The team of trainers and athletes at CrossFit ?VITAS work closely with groups of exercisers, running them through the ever-changing Workout of the Day. The constant rotation of fitness regimens ensures that muscles never get so good at one particular movement that they stop developing. The intense workouts blend cardio and plyometrics to build healthy hearts and layers of lean muscle.
Former college-football player Michael Reeves draws on his years of training and a degree in physical education as president of and a personal trainer at Top Form, a gym and field house. Whether training teams of young athletes or adults looking to get into shape, he blends his academic and practical experience to leave clients with a mental cache of exercises and routines. During personal-training sessions for individuals or groups, Reeves’ cadre of instructors uses muscle-isolating equipment such as stability balls, free weights, and medicine balls to shape cores or kick off impromptu games of dodge ball. On the artificial turf of an indoor field, athletes perform functional-movement drills while pulling weight sleds.

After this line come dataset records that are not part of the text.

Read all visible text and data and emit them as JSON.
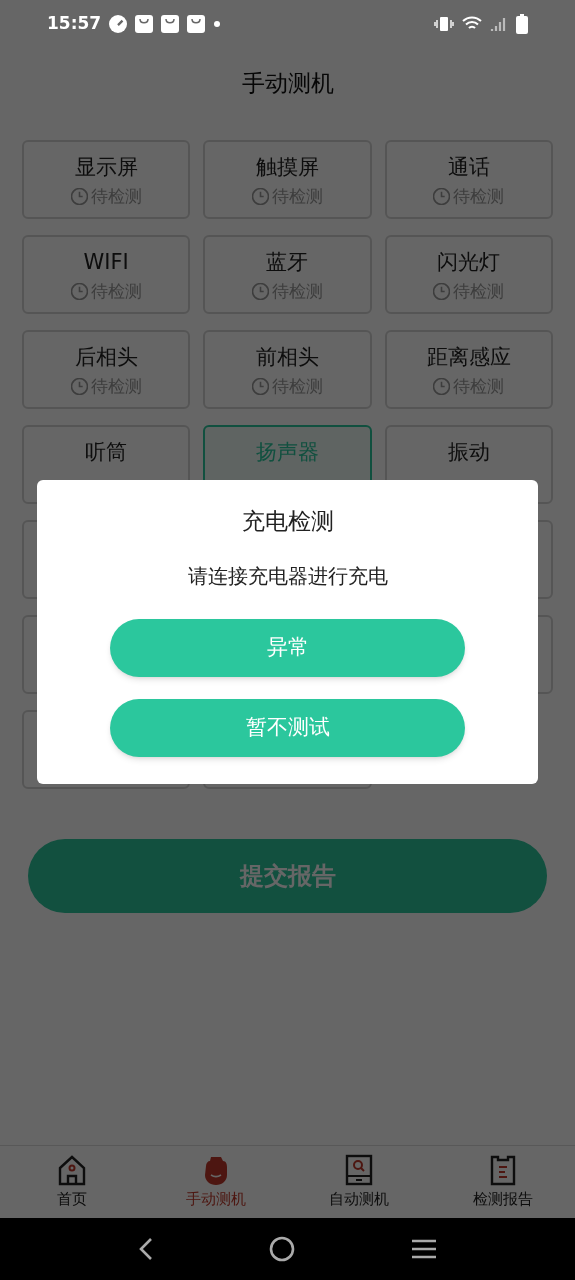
{
  "status_bar": {
    "time": "15:57"
  },
  "title": "手动测机",
  "tests": [
    {
      "name": "显示屏",
      "status": "待检测",
      "selected": false
    },
    {
      "name": "触摸屏",
      "status": "待检测",
      "selected": false
    },
    {
      "name": "通话",
      "status": "待检测",
      "selected": false
    },
    {
      "name": "WIFI",
      "status": "待检测",
      "selected": false
    },
    {
      "name": "蓝牙",
      "status": "待检测",
      "selected": false
    },
    {
      "name": "闪光灯",
      "status": "待检测",
      "selected": false
    },
    {
      "name": "后相头",
      "status": "待检测",
      "selected": false
    },
    {
      "name": "前相头",
      "status": "待检测",
      "selected": false
    },
    {
      "name": "距离感应",
      "status": "待检测",
      "selected": false
    },
    {
      "name": "听筒",
      "selected": false
    },
    {
      "name": "扬声器",
      "selected": true
    },
    {
      "name": "振动",
      "selected": false
    }
  ],
  "submit_button": "提交报告",
  "dialog": {
    "title": "充电检测",
    "message": "请连接充电器进行充电",
    "buttons": [
      "异常",
      "暂不测试"
    ]
  },
  "bottom_nav": [
    {
      "label": "首页",
      "kind": "home",
      "selected": false
    },
    {
      "label": "手动测机",
      "kind": "manual",
      "selected": true
    },
    {
      "label": "自动测机",
      "kind": "auto",
      "selected": false
    },
    {
      "label": "检测报告",
      "kind": "report",
      "selected": false
    }
  ]
}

Reeves' wife and the gym’s vice president, Jen, leads mothers with newborns and toddlers through yoga-inspired workout classes. Little ones lie down or break dance on mats during the stretch and light-weight session as parents and progeny bond.
Travis Gil believes fitness comes not only from training the body, but from gaining control of the mind as well. He knows that a physical and mental transformation can be intimidating, so he created Fitness Artist to cater to clients one-on-one or in small groups of two or three. He and his staff of fitness professionals alter their regimens in every session, tailoring the workouts to the clients' levels of fitness and individual goals.

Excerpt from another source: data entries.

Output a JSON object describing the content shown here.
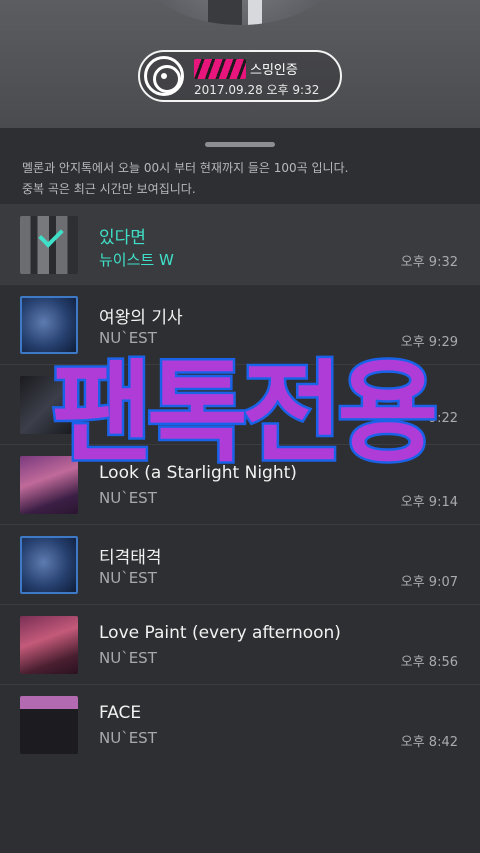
{
  "badge": {
    "icon": "vinyl-disc-icon",
    "certification_label": "스밍인증",
    "datetime": "2017.09.28 오후 9:32"
  },
  "info": {
    "line1": "멜론과 안지톡에서 오늘 00시 부터 현재까지 들은 100곡 입니다.",
    "line2": "중복 곡은 최근 시간만 보여집니다."
  },
  "tracks": [
    {
      "title": "있다면",
      "artist": "뉴이스트 W",
      "time": "오후 9:32",
      "current": true
    },
    {
      "title": "여왕의 기사",
      "artist": "NU`EST",
      "time": "오후 9:29"
    },
    {
      "title": "",
      "artist": "",
      "time": "9:22"
    },
    {
      "title": "Look (a Starlight Night)",
      "artist": "NU`EST",
      "time": "오후 9:14"
    },
    {
      "title": "티격태격",
      "artist": "NU`EST",
      "time": "오후 9:07"
    },
    {
      "title": "Love Paint (every afternoon)",
      "artist": "NU`EST",
      "time": "오후 8:56"
    },
    {
      "title": "FACE",
      "artist": "NU`EST",
      "time": "오후 8:42"
    }
  ],
  "colors": {
    "accent": "#3fe0c9",
    "watermark_fill": "#b03cd8",
    "watermark_stroke": "#1a63e8",
    "censor": "#e8157c"
  },
  "watermark": "팬톡전용"
}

With machines set up in rows to encourage competition, many ordinary gyms cater to men's bodies and psychology, right down to the urinals that were "accidentally" installed in the women's locker room. At Curves, you'll move around a circuit of hydraulic resistance machines that have been designed to work with women's bodies and promote weight loss, protect against osteoporosis, and deal with arthritis. An experienced trainer is always nearby to help manage your machine maneuvering and your muscle making. Instead of fiddling with weight stacks and losing your momentum, the hydraulic machines use your body weight and fitness level to create resistance that matches your abilities, decreasing the risk of soreness or injury. Because traditional lift-and-lower motions create bulky muscles, each machine uses push-and-pull motions to create toned, lean muscles perfect for crushing a grapefruit without looking like you can.

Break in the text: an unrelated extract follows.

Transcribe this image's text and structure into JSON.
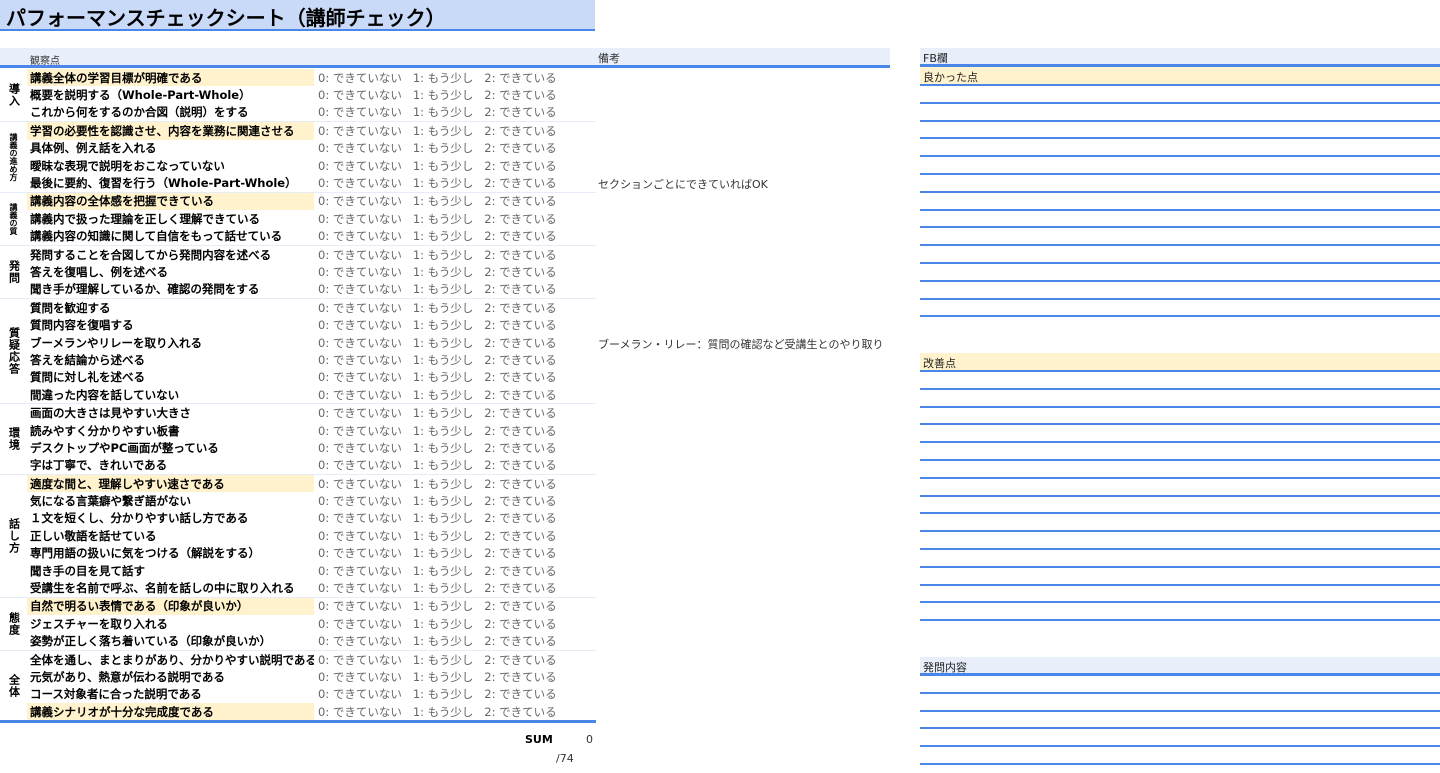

It’s said that the human mind has problems visualizing large numbers. So it might be hard to conjure an image of the 700,000 athletes Athletic Republic Clifton Park has trained in their 22-year history. Or even the 2,500 of their students who went on to compete professionally. Instead, it's probably easier to think about the proprietary equipment that fills Athletic Republic’s red-walled gym. There's the super treadmill, which reaches speeds of 28 mph in less than three seconds and inclines up to 40 degrees. There’s a hockey treadmill that angles blades up a slope, boosting skaters' power and agility. And there are conditioning cords that add resistance to common moves from many sports, including baseball, golf, and soccer.
This innovative approach to athletic training has its roots in John Frappier’s time with the US National Team during the 1986 Goodwill Games. After losing repeatedly to the Soviet Union athletes, he discovered the need to improve his team’s training methods, including the machines they worked out on. The technology he developed is still used by Athletic Republic’s certified trainers in group camps and classes, one-on-one training sessions, and carefully synchronized treadmill dances.